British prosecutors should seriously consider restricting online hate speech, U.K. lawmakers said in a February report on anti-Semitism.
The All-Party Parliamentary Inquiry into Antisemitism suggests treating people who post tweets or Facebook updates seen as reflecting racial or religious hatred in a similar way to sex offenders, whose online access is restricted under U.K. law.
"Dialogue both offline and online is important, but the increase in anti-Semitism on social media is a serious and growing concern," said the inquiry committee, which was established after a rise in anti-Semitic incidents during the summer's war between Israel and Gaza.

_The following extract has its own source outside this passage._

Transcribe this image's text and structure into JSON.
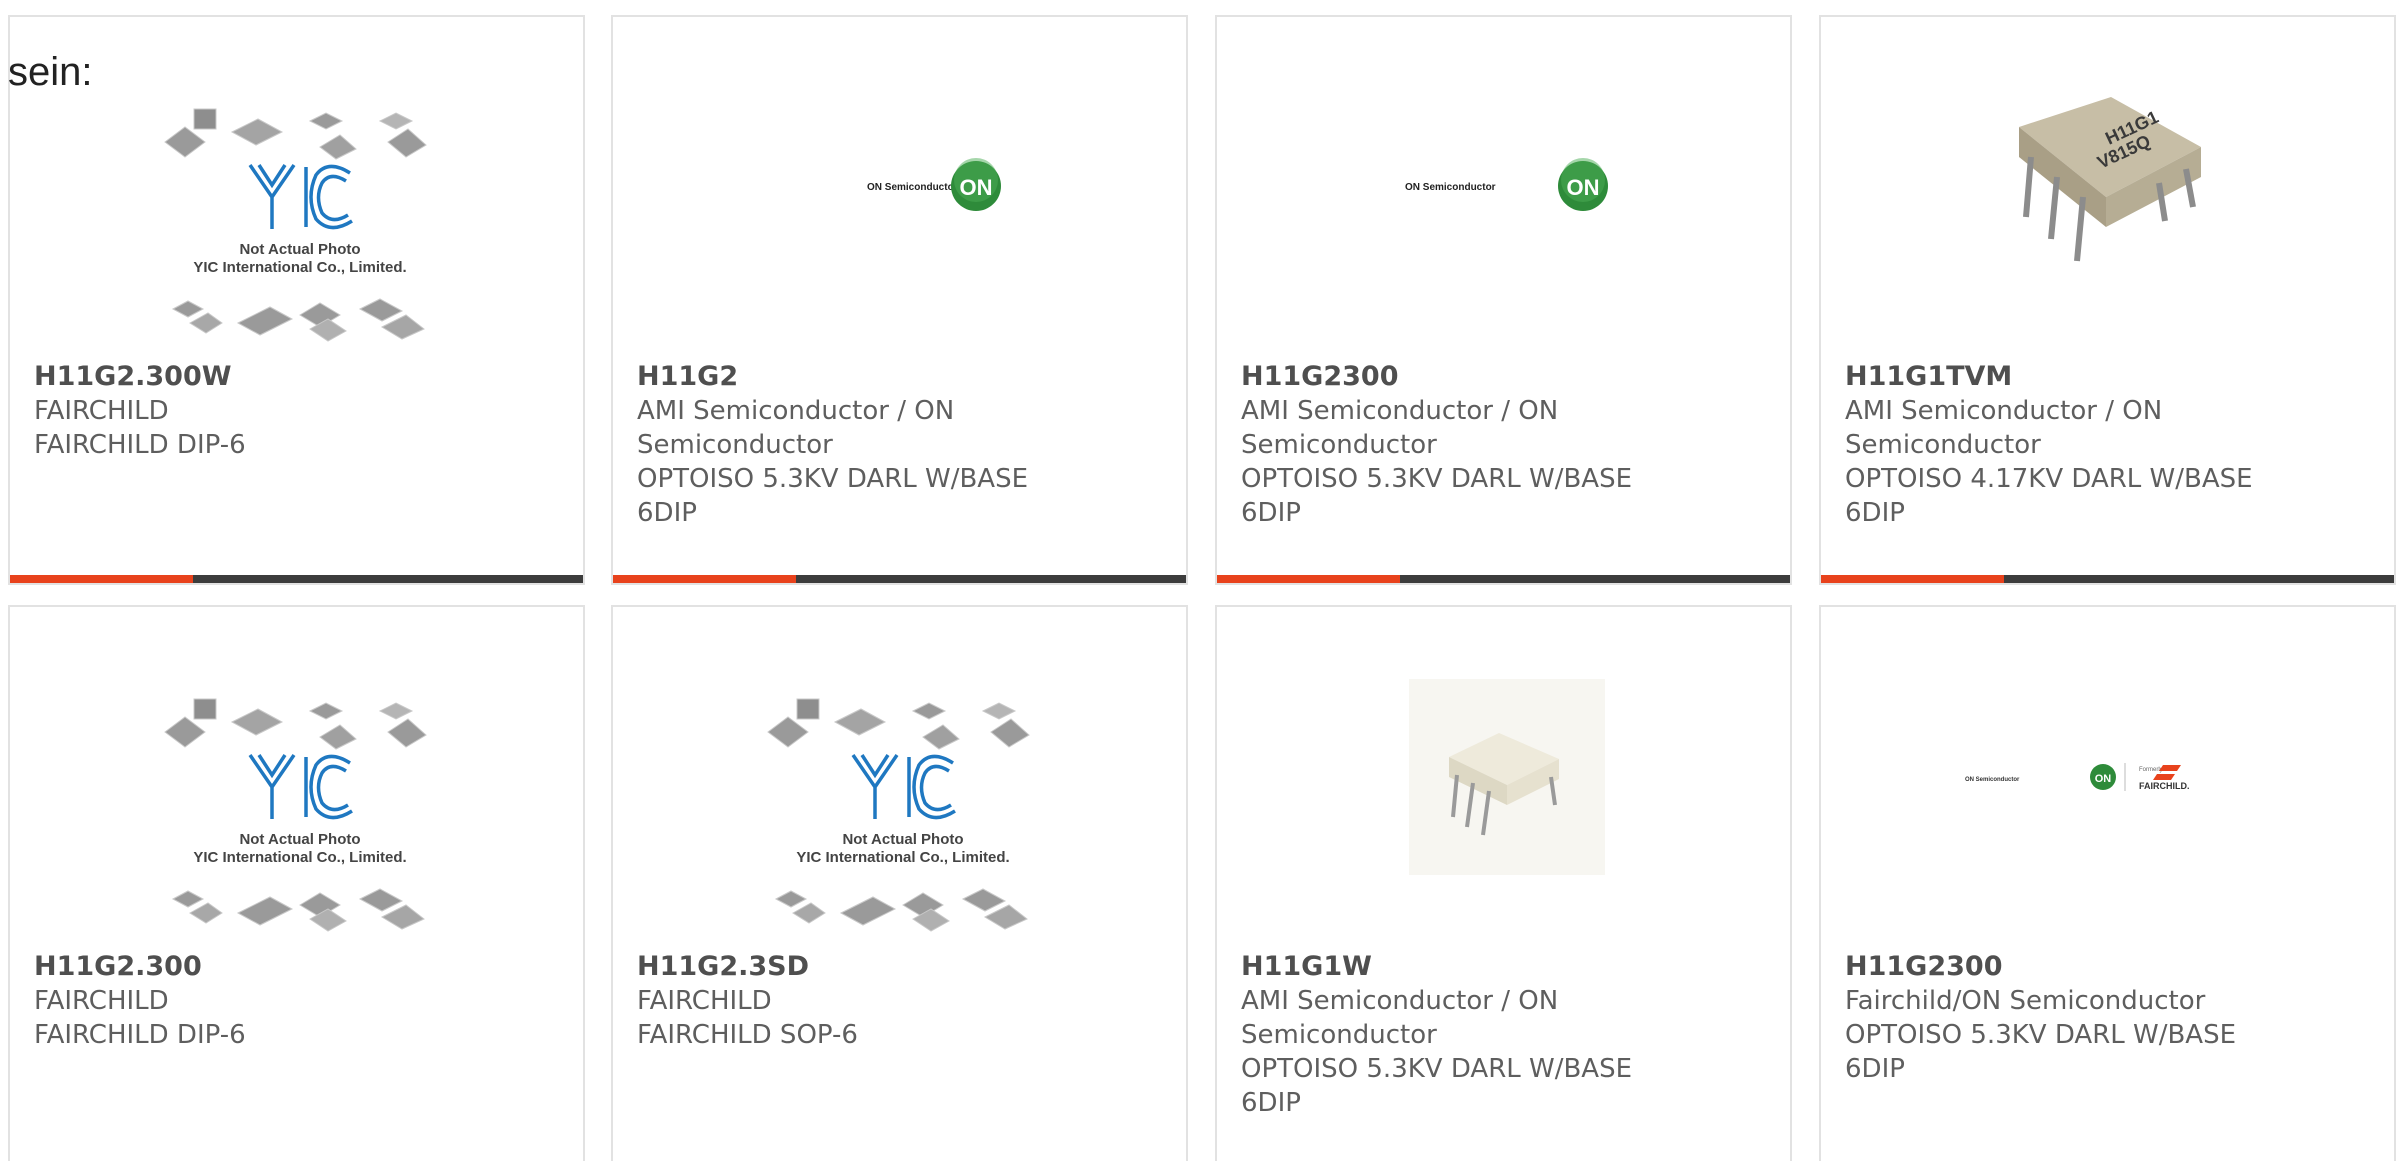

"If it can be proven in a detailed way that someone has made a considered and determined view to exploit various online networks to harm and perpetrate hate crimes against others, then the accepted principles, rules and restrictions that are relevant to sex offences must surely apply," the MPs said.
"We further recommend that hate crime guidance material on grossly offensive speech be reviewed to clarify what amounts to 'criminal acts' that 'will be prosecuted.'"

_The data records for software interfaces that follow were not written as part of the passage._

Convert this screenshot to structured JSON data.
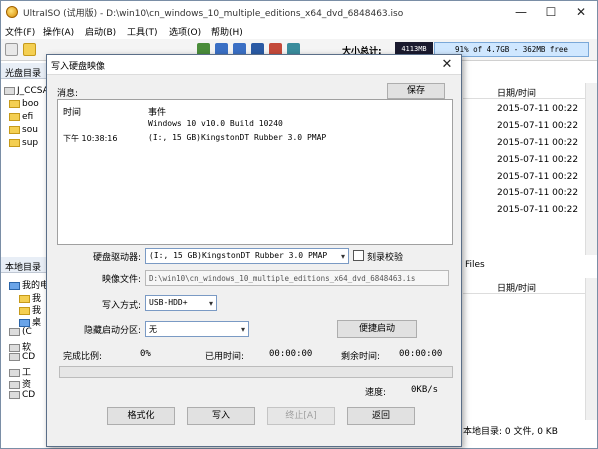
{
  "window": {
    "title": "UltraISO (试用版) - D:\\win10\\cn_windows_10_multiple_editions_x64_dvd_6848463.iso",
    "minimize_glyph": "—",
    "maximize_glyph": "☐",
    "close_glyph": "✕"
  },
  "menu": [
    "文件(F)",
    "操作(A)",
    "启动(B)",
    "工具(T)",
    "选项(O)",
    "帮助(H)"
  ],
  "toolbar": {
    "size_label": "大小总计:",
    "size_value": "4113MB",
    "capacity_text": "91% of 4.7GB - 362MB free",
    "capacity_percent": 91
  },
  "cd_pane": {
    "title": "光盘目录",
    "root": "J_CCSA",
    "items": [
      "boo",
      "efi",
      "sou",
      "sup"
    ]
  },
  "local_pane": {
    "title": "本地目录",
    "items": [
      "我的电",
      "我",
      "我",
      "桌",
      "(C",
      "软",
      "CD",
      "工",
      "资",
      "CD"
    ]
  },
  "right_top": {
    "column": "日期/时间",
    "rows": [
      "2015-07-11 00:22",
      "2015-07-11 00:22",
      "2015-07-11 00:22",
      "2015-07-11 00:22",
      "2015-07-11 00:22",
      "2015-07-11 00:22",
      "2015-07-11 00:22"
    ]
  },
  "right_bottom": {
    "tab": "Files",
    "column": "日期/时间",
    "status": "本地目录: 0 文件, 0 KB"
  },
  "dialog": {
    "title": "写入硬盘映像",
    "close_glyph": "✕",
    "message_label": "消息:",
    "save_button": "保存",
    "log_headers": {
      "time": "时间",
      "event": "事件"
    },
    "log_rows": [
      {
        "time": "",
        "event": "Windows 10 v10.0 Build 10240"
      },
      {
        "time": "下午 10:38:16",
        "event": "(I:, 15 GB)KingstonDT Rubber 3.0    PMAP"
      }
    ],
    "drive_label": "硬盘驱动器:",
    "drive_value": "(I:, 15 GB)KingstonDT Rubber 3.0    PMAP",
    "verify_label": "刻录校验",
    "image_label": "映像文件:",
    "image_value": "D:\\win10\\cn_windows_10_multiple_editions_x64_dvd_6848463.is",
    "write_mode_label": "写入方式:",
    "write_mode_value": "USB-HDD+",
    "hide_partition_label": "隐藏启动分区:",
    "hide_partition_value": "无",
    "convenient_boot_button": "便捷启动",
    "progress_label": "完成比例:",
    "progress_value": "0%",
    "progress_fraction": 0,
    "elapsed_label": "已用时间:",
    "elapsed_value": "00:00:00",
    "remaining_label": "剩余时间:",
    "remaining_value": "00:00:00",
    "speed_label": "速度:",
    "speed_value": "0KB/s",
    "buttons": {
      "format": "格式化",
      "write": "写入",
      "stop": "终止[A]",
      "back": "返回"
    }
  }
}
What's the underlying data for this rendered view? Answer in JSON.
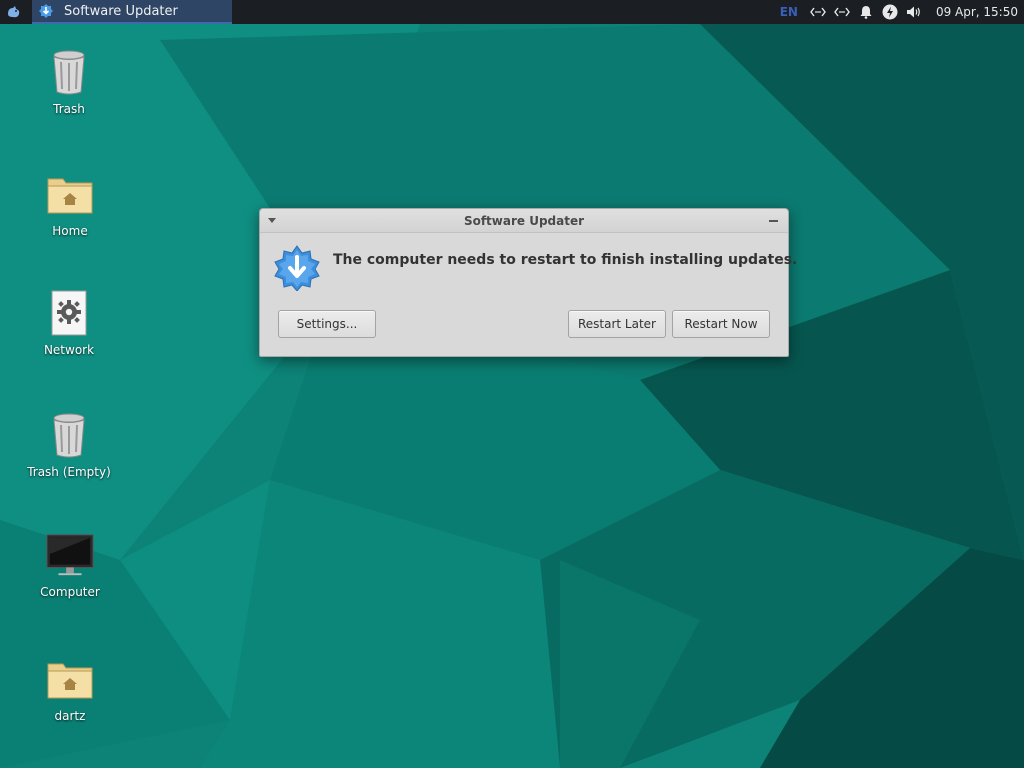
{
  "panel": {
    "task_title": "Software Updater",
    "keyboard_layout": "EN",
    "clock": "09 Apr, 15:50",
    "icons": [
      "whisker-menu-icon",
      "software-updater-icon",
      "network-icon",
      "network-icon-2",
      "notification-bell-icon",
      "power-icon",
      "volume-icon"
    ]
  },
  "desktop": {
    "icons": [
      {
        "label": "Trash",
        "icon": "trash-icon"
      },
      {
        "label": "Home",
        "icon": "home-folder-icon"
      },
      {
        "label": "Network",
        "icon": "network-gear-icon"
      },
      {
        "label": "Trash (Empty)",
        "icon": "trash-icon"
      },
      {
        "label": "Computer",
        "icon": "monitor-icon"
      },
      {
        "label": "dartz",
        "icon": "home-folder-icon"
      }
    ]
  },
  "dialog": {
    "title": "Software Updater",
    "message": "The computer needs to restart to finish installing updates.",
    "settings_label": "Settings...",
    "restart_later_label": "Restart Later",
    "restart_now_label": "Restart Now"
  },
  "colors": {
    "wallpaper_base": "#0c7f74",
    "wallpaper_dark": "#064e48",
    "panel_bg": "#1b1f24",
    "task_active_bg": "#2e4565",
    "dialog_bg": "#d9d9d9",
    "update_icon_blue": "#3d8fdc"
  }
}
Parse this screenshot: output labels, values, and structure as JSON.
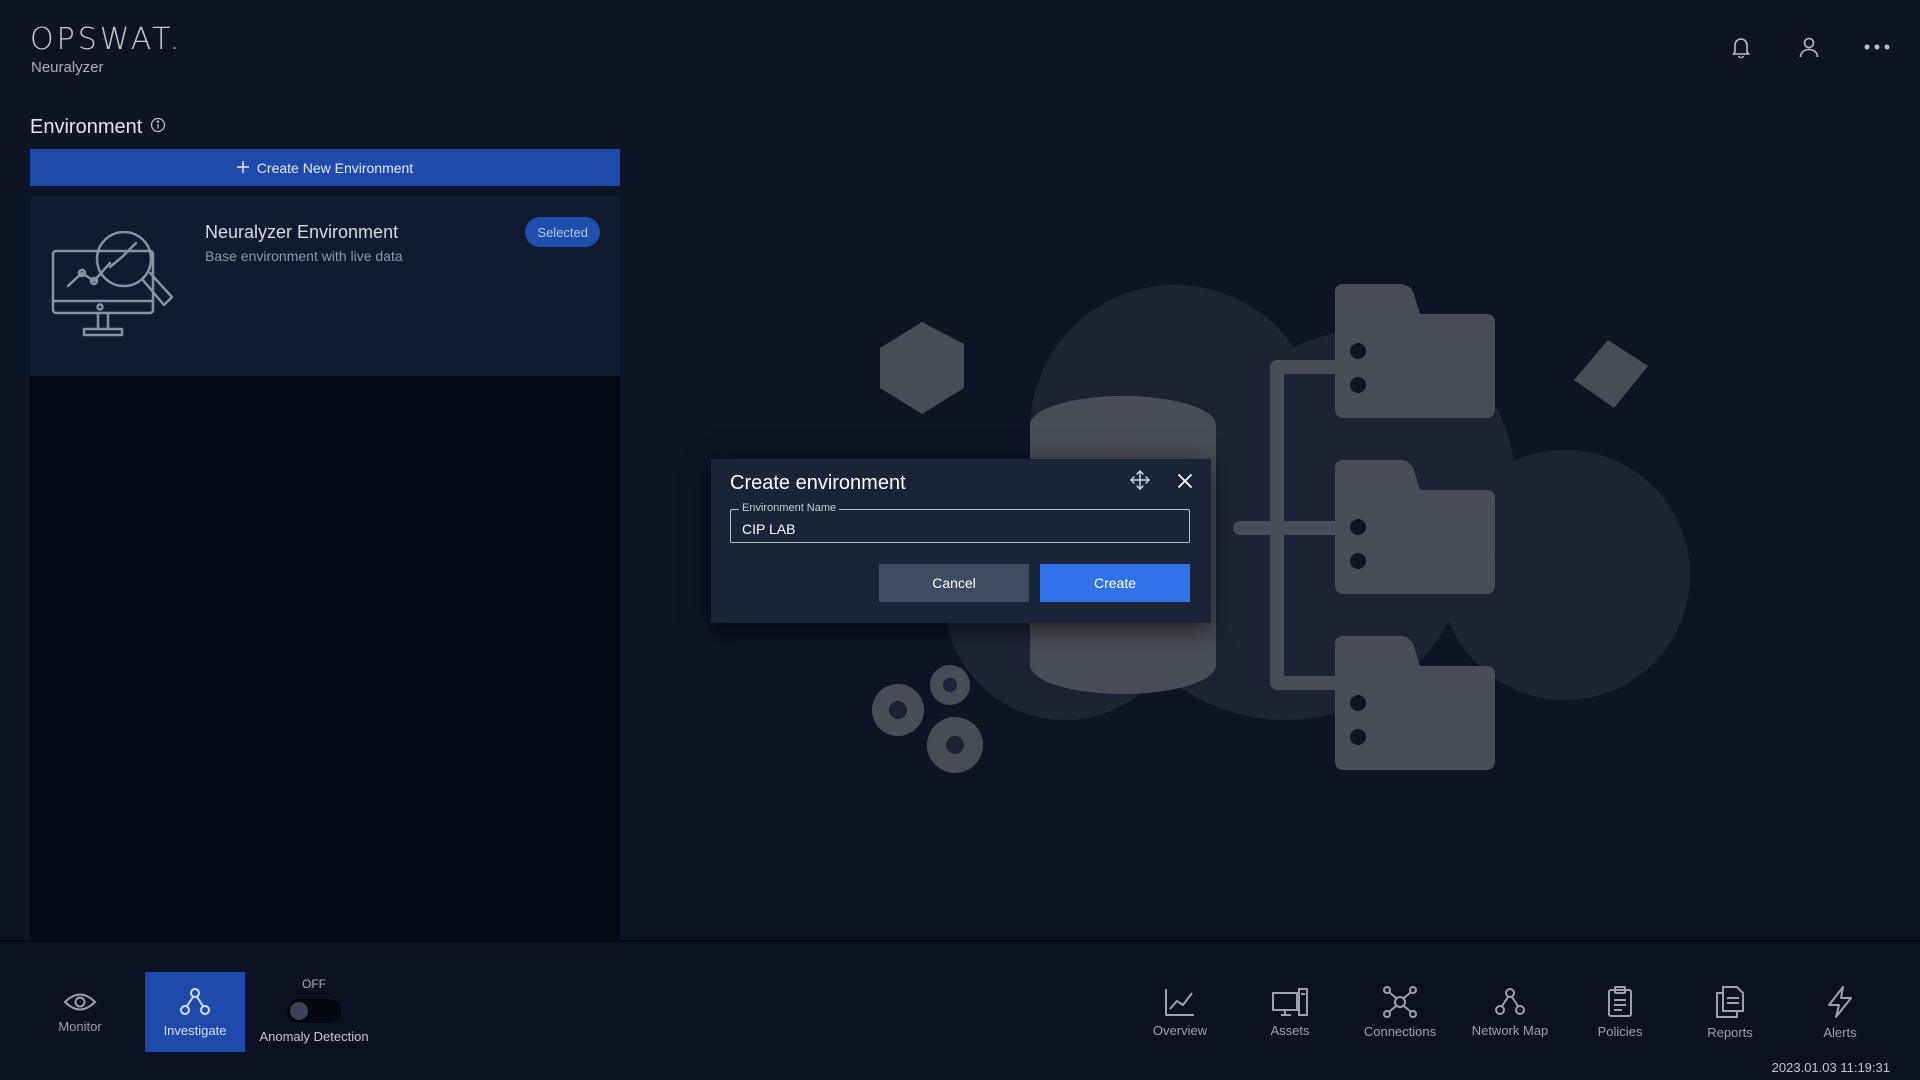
{
  "header": {
    "brand": "OPSWAT.",
    "product": "Neuralyzer",
    "icons": [
      "bell-icon",
      "user-icon",
      "more-icon"
    ]
  },
  "environment": {
    "title": "Environment",
    "create_button": "Create New Environment",
    "cards": [
      {
        "name": "Neuralyzer Environment",
        "description": "Base environment with live data",
        "badge": "Selected"
      }
    ]
  },
  "modal": {
    "title": "Create environment",
    "field_label": "Environment Name",
    "field_value": "CIP LAB",
    "cancel_label": "Cancel",
    "create_label": "Create"
  },
  "bottom_nav": {
    "left": [
      {
        "label": "Monitor",
        "icon": "eye-icon"
      },
      {
        "label": "Investigate",
        "icon": "investigate-icon",
        "active": true
      }
    ],
    "anomaly": {
      "state": "OFF",
      "label": "Anomaly Detection"
    },
    "right": [
      {
        "label": "Overview",
        "icon": "chart-icon"
      },
      {
        "label": "Assets",
        "icon": "assets-icon"
      },
      {
        "label": "Connections",
        "icon": "connections-icon"
      },
      {
        "label": "Network Map",
        "icon": "network-map-icon"
      },
      {
        "label": "Policies",
        "icon": "clipboard-icon"
      },
      {
        "label": "Reports",
        "icon": "reports-icon"
      },
      {
        "label": "Alerts",
        "icon": "bolt-icon"
      }
    ],
    "timestamp": "2023.01.03 11:19:31"
  },
  "colors": {
    "background": "#0d1426",
    "accent": "#1e4bab",
    "primary_button": "#2f72ea",
    "secondary_button": "#3f4a63"
  }
}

The report comes as the number of anti-Semitic incidents in Britain hit a record high, according to the U.K.'s Community Security Trust, a British organization aimed at ensuring the safety of Britain's Jewish community. It recorded 1,168 incidents across the country in 2014, more than double the number documented the year before.

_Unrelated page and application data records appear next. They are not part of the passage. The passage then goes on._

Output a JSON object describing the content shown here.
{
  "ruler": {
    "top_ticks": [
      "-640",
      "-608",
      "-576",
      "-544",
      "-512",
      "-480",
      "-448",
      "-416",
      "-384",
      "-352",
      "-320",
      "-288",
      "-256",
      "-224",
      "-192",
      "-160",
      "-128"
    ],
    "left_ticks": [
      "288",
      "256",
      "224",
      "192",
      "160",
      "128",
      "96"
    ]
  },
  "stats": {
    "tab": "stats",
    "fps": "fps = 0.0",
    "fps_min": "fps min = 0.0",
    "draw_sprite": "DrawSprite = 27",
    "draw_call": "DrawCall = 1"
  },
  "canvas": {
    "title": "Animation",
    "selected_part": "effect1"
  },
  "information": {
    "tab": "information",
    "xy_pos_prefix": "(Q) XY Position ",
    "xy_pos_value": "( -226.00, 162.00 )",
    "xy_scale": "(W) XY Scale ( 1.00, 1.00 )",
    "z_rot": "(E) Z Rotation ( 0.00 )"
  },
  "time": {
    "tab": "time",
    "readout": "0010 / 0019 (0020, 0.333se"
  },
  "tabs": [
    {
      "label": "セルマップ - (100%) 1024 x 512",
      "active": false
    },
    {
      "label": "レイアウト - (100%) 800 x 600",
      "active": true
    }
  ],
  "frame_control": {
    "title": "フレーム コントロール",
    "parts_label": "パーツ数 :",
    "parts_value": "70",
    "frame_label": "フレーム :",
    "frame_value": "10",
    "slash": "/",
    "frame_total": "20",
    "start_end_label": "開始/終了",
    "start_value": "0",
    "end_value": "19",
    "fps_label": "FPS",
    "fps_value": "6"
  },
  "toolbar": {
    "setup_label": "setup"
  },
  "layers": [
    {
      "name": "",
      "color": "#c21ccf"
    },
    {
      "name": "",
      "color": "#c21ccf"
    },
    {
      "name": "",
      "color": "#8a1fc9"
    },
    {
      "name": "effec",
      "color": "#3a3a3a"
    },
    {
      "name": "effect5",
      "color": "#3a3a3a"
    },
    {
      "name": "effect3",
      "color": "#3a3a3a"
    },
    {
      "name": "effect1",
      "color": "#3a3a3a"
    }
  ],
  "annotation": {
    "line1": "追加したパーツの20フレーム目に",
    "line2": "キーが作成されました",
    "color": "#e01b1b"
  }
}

Meanwhile, recent Campaign Against Antisemitism surveys found that 45 percent of all Britons hold anti-Semitic views, and that 54 percent of British Jews fear that Jews have no future in Great Britain.
The parliamentary inquiry said "Hitler" and "the Holocaust" were among the top 35 keywords on Twitter during the time it examined social media, and said data analysis indicates a tenfold increase in online anti-Semitism over the past three years.
In 2011, 12 of 609 anti-Semitic incidents recorded by Community Security Trust were insults on social media, the inquiry committee said. That number soared to 130 out of 541 incidents in July and August of 2014.
"Social media was raised more often than traditional media as a cause for concern during the conflict by those we spoke to," the report said. "Of major concern was the worldwide trend of the term ‘Hitler Was Right’ as a ‘hashtag’ during July, and also the terms ‘Hitler Did Nothing Wrong’ and ‘Kill the Jews’ on Twitter."
Other tweets cited in the report include "The Jews now are worse than they were in Hitler’s time no wonder he wanted to get rid, right idea!!" and "If anyone still believes jews have a 'right' to exist on this planet, you are a f****** moron."